If your retaining brick wall is showing signs of sinking, tilting, separating from adjoining walls or cracking it is likely related to the foundation. You want to have the issue looked at and resolved as quickly as possible to prevent worsening of the problem. When caught early on, sinking or tilting retaining walls can often be repaired as opposed to torn down and completely rebuilt.
Freestanding walls are commonly used in landscaping as they serve a wide variety of purposes. They can be used for decoration, to add privacy or to secure the earth after an excavation, such as for a patio or driveway. The latter is a retaining brick wall. Retaining walls have a tougher job than ordinary freestanding walls because they are responsible for retaining soil. Therefore, they are naturally up against additional pressure or lateral forces. When the soil becomes wet it creates additional force on the wall. This pressure is further increased if you have expansive clay soils or slow draining soil.
In order to prevent a retaining wall from giving in to these pressures a number of measures are taken during initial construction. Such as:
-Placing a “batter,” or a pitch, that forces the wall to lean slightly forward towards the soil it is retaining.
-Installing tiebacks to the wall that dig into the soil well behind the structure.
-Adding a bed of compact gravel or some sort of footing to help support the wall and prevent issues related to loose or frozen soil.
-Installing well-designed drainage systems.
Signs Your Retaining Wall Is Sinking
Improperly constructed retaining walls are more prone to sinking early on. Yet, regardless if your wall was constructed correctly or not, over time it’s not uncommon to notice signs of sinking or settling. Signs to look out for include:
-The wall is visibly tilting.
-Retaining wall is separating from adjoining walls.
-The entire wall or sections of the wall are moving forward.
-The wall is buckling, cracking or crumbling.
What Causes A Retaining Wall To Tilt, Buckle Or Sink?
No matter if your retaining wall is built out of block, stone, wood or concrete it can start to destabilize. Even if it was built using top-notch materials and techniques, there’s still the chance it will eventually succumb to surrounding pressures.
If you notice that your retaining wall isn’t as straight as it once was there are a number of potential issues that could be causing the issue. It’s important to identify the cause of the issue in order to come up with the appropriate repairs. Common causes include:
-No batter was installed during construction of the wall.
-There are no anchors, insufficient anchors or failed anchors.
-Surrounding drains are clogged, creating a build up of water in the soil. Consistently wet soil puts a lot of pressure on the wall; over time it could be too much pressure for the wall to handle.
-The base is too soft.
-Surrounding tree roots are growing up and under the wall, destabilizing the foundation.
How Do You Fix Tilting or Sinking Retaining Wall Foundations?

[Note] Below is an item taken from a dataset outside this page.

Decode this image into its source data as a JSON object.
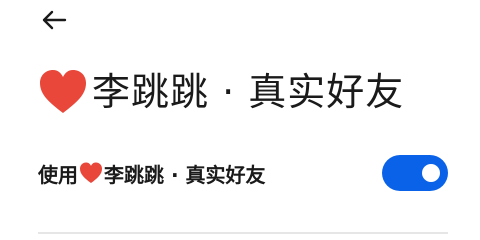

There are a few things a professional mason can do to fix a sinking or tilting retaining wall. The right solution will vary based upon the severity of the situation and the cause of the problem.
After consulting with a foundation repair specialist, such as Turnbull Masonry, you’ll know if the most cost effective solution is to repair or rebuild. In the most severe cases you’ll need to demolish the wall and start from scratch, re-excavate the area, re-install drains and rebuild the wall. In less severe instances it might be more cost effective to repair the foundation and salvage the original wall. Either way, bricks from the original wall can almost always be re-used on the new wall.
Certain repair methods actually stabilize the wall and even push it back to its original positioning. Similar techniques are used for fixing foundation walls on buildings.
Helical anchors are often used to fix destabilized foundations. Helix-shaped blades are welded to steel shafts, creating a sturdy anchor that resembles a massive screw. Holes are drilled into the wall and hydraulic rotary is used to place the anchor through the wall and deep into the soil bank. A threaded adaptor is attached to the rod and the hole in the wall is patched up. As long as the correct numbers of anchors are applied, this should stabilize the wall. In certain situations, the nuts can be tightened over time so that the wall shifts back into its original positioning.
The underlying problem will need to be addressed as well. For instance, if rising groundwater caused the wall to fail you’ll need to implement new drains.